French chemist who made numerous contributions to microbiology Investigated different fermentation products Developed the pasteurization process Discovered life forms that could exist without oxygen anaerobes Developed several vaccines, including rabies and anthrax vaccines

Pioneers in the Science of Microbiology


Robert Koch (1843-1910)
German physician who made numerous contributions to microbiology Significant contribution to germ theory of disease Discovered that B. anthracis produced spores Developed method of fixing and staining bacteria Developed methods to cultivate bacteria

Kochs Postulates
1. A particular microorganism must be found in all cases of the disease and must not be present in healthy animals or humans.

2. The microorganism must be isolated from the diseased animal or human and grown in pure culture in the laboratory.
3. The same disease must be produced when microorganisms from the pure culture are inoculated into healthy susceptible lab animals. 4. The same microorganism must be recovered from the experimentally infected animals and grown again in pure culture.

Kochs Postulates

Kochs Postulates (continued)


If an organism fulfills Kochs postulates it is proven to be the cause of that particular infectious disease.
Kochs Postulates helped to prove the germ theory of disease

Koch gave a tremendous boost to the development of microbiology by stressing lab culture and identification of microorganisms
Circumstances do exist in which Kochs Postulates cannot be fulfilled.

Careers in Microbiology
A microbiologist is a scientist who studies microorganisms.

There are many career fields within the science of microbiology bacteriology, phycology, protozoology, mycology, parasitology, and virology.
Medical Microbiology Involves the study of pathogens, the disease they cause and the bodys defenses against disease. Concerned with epidemiology, transmission of pathogens, disease-prevention measures, aseptic techniques, immunology, and production of vaccines.

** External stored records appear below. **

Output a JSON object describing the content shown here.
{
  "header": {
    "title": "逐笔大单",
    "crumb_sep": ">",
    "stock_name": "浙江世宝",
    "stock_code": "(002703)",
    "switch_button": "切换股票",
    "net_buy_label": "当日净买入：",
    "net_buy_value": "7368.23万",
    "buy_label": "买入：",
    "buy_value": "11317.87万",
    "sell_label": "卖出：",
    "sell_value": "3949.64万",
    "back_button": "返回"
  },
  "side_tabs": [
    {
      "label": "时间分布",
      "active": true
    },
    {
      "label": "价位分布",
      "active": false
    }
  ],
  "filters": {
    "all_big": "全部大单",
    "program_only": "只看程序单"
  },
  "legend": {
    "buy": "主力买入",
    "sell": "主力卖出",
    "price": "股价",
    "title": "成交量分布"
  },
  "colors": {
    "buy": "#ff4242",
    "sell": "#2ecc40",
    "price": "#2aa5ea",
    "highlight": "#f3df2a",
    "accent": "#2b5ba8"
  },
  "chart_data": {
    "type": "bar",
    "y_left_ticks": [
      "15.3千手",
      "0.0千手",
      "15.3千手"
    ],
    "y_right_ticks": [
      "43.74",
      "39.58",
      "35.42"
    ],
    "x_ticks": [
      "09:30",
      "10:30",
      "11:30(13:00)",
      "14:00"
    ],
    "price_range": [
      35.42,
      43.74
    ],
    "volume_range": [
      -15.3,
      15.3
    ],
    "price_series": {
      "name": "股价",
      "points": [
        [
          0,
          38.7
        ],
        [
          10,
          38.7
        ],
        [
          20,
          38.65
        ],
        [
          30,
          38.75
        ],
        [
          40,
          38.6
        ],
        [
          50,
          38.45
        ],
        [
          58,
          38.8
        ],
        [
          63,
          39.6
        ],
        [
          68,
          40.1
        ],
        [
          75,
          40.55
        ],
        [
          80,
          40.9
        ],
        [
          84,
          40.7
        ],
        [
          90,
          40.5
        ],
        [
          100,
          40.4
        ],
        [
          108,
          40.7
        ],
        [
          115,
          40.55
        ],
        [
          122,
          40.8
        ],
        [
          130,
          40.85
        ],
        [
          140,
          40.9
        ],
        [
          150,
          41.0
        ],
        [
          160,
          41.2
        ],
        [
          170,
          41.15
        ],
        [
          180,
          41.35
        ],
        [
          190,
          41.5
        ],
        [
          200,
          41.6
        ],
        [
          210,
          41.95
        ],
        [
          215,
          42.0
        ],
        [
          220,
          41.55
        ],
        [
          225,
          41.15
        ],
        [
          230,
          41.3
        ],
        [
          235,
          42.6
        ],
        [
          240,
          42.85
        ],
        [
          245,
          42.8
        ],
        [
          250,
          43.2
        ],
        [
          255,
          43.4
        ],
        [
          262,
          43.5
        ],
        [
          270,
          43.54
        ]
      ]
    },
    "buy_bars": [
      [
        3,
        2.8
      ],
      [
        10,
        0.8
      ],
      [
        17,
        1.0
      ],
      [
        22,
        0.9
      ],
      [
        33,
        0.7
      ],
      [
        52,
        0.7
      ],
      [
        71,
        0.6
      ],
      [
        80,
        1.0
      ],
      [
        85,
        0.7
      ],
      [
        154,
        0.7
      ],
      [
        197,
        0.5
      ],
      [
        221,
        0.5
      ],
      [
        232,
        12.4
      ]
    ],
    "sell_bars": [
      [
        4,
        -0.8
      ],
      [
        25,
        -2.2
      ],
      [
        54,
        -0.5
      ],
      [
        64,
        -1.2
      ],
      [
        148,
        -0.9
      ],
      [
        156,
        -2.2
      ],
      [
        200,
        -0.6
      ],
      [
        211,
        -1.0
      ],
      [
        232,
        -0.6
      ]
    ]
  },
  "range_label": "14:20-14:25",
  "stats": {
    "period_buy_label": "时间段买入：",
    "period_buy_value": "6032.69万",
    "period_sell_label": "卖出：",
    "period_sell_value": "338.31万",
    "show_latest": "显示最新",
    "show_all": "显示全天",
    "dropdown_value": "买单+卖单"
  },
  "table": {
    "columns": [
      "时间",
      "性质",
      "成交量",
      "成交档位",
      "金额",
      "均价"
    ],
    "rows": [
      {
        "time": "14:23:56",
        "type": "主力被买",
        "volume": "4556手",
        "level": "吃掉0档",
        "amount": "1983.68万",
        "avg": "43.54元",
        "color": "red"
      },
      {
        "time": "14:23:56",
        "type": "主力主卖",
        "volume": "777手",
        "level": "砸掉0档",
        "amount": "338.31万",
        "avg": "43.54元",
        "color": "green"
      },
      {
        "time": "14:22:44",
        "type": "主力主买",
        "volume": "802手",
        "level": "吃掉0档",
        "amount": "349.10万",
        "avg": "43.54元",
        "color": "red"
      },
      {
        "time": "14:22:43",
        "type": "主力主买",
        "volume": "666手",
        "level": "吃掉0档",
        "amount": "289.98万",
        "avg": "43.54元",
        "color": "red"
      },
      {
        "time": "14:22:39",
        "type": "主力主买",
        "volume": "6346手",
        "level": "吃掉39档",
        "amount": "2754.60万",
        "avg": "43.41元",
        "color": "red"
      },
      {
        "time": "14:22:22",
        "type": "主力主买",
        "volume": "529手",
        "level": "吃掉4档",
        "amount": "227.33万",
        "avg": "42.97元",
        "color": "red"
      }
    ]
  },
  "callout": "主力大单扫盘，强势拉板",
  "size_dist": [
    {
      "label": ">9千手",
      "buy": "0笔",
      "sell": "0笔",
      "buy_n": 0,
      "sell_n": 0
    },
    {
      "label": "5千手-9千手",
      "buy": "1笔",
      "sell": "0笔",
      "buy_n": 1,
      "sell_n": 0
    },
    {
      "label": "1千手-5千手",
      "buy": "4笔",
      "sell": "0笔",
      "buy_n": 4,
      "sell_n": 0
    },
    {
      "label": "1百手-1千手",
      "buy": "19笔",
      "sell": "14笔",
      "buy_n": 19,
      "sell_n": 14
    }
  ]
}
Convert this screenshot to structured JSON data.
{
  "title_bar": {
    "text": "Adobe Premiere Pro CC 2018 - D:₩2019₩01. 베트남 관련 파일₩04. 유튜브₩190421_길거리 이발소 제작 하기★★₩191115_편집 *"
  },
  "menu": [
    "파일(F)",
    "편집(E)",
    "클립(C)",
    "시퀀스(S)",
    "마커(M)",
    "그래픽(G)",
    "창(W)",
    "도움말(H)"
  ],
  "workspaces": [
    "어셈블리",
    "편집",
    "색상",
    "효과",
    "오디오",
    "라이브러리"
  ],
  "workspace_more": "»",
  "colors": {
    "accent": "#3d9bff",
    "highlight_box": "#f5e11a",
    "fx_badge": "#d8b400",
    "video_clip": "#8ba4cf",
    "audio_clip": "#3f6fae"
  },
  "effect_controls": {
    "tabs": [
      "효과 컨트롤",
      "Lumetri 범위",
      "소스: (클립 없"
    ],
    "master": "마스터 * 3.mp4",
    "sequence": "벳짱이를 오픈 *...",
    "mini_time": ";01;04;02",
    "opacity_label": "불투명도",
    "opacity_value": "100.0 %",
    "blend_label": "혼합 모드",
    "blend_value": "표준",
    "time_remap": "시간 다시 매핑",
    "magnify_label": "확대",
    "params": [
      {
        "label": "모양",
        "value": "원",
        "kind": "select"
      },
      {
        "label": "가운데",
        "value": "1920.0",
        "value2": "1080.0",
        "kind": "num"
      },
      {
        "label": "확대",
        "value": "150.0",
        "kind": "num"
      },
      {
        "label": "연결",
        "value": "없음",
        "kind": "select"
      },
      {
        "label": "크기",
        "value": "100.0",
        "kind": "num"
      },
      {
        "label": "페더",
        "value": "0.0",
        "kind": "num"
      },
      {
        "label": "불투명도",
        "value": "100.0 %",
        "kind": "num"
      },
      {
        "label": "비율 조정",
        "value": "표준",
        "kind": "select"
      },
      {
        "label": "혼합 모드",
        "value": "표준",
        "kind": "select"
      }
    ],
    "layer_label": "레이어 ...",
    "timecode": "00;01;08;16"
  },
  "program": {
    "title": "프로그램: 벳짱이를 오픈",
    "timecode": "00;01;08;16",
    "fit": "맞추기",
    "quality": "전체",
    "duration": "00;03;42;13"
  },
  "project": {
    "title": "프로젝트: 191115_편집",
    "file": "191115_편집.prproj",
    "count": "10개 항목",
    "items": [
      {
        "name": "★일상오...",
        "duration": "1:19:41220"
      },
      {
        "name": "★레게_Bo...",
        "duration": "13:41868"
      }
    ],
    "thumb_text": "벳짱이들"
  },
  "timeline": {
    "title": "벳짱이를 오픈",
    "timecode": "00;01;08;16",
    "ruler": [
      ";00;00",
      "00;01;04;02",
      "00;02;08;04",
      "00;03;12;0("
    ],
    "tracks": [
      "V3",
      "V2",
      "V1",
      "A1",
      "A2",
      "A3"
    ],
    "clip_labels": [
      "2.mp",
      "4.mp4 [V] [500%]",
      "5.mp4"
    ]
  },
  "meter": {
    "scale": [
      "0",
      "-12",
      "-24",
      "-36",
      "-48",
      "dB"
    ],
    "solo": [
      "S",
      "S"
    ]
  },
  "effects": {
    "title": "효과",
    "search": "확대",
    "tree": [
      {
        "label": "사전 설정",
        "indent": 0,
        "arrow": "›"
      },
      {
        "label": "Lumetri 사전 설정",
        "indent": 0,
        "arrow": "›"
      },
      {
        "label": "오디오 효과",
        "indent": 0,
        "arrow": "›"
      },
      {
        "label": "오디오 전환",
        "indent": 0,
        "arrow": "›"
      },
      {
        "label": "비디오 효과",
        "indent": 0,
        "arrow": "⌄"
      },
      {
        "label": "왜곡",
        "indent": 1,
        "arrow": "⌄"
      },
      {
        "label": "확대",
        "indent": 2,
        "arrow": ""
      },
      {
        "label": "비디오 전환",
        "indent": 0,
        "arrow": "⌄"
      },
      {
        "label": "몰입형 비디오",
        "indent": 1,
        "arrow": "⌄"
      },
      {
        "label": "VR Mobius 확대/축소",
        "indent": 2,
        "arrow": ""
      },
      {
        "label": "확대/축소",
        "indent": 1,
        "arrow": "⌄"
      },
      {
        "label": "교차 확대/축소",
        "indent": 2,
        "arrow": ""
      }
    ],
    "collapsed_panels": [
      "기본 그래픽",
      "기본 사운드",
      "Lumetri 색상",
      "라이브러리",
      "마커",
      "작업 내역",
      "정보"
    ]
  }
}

Review of Key Points


Microorganisms, also called microbes, include viruses, bacteria, archaeans, certain algae, protozoa, and certain fungi Viruses are often referred to as infectious agents or infectious particles Microorganisms are ubiquitous; they are everywhere! Only a small percentage of known microbes cause disease; there are pathogens, nonpathogens and opportunistic pathogens

Review of Key Points (continued)


Microorganisms play essential roles in various elemental cycles Decomposers and saprophytes play important roles in the decomposing of dead animals and plants and organic wastes Many microbes are used in various industries, such as food, beverage, chemical and antibiotic industries. The use of microbes in industry is known as biotechnology.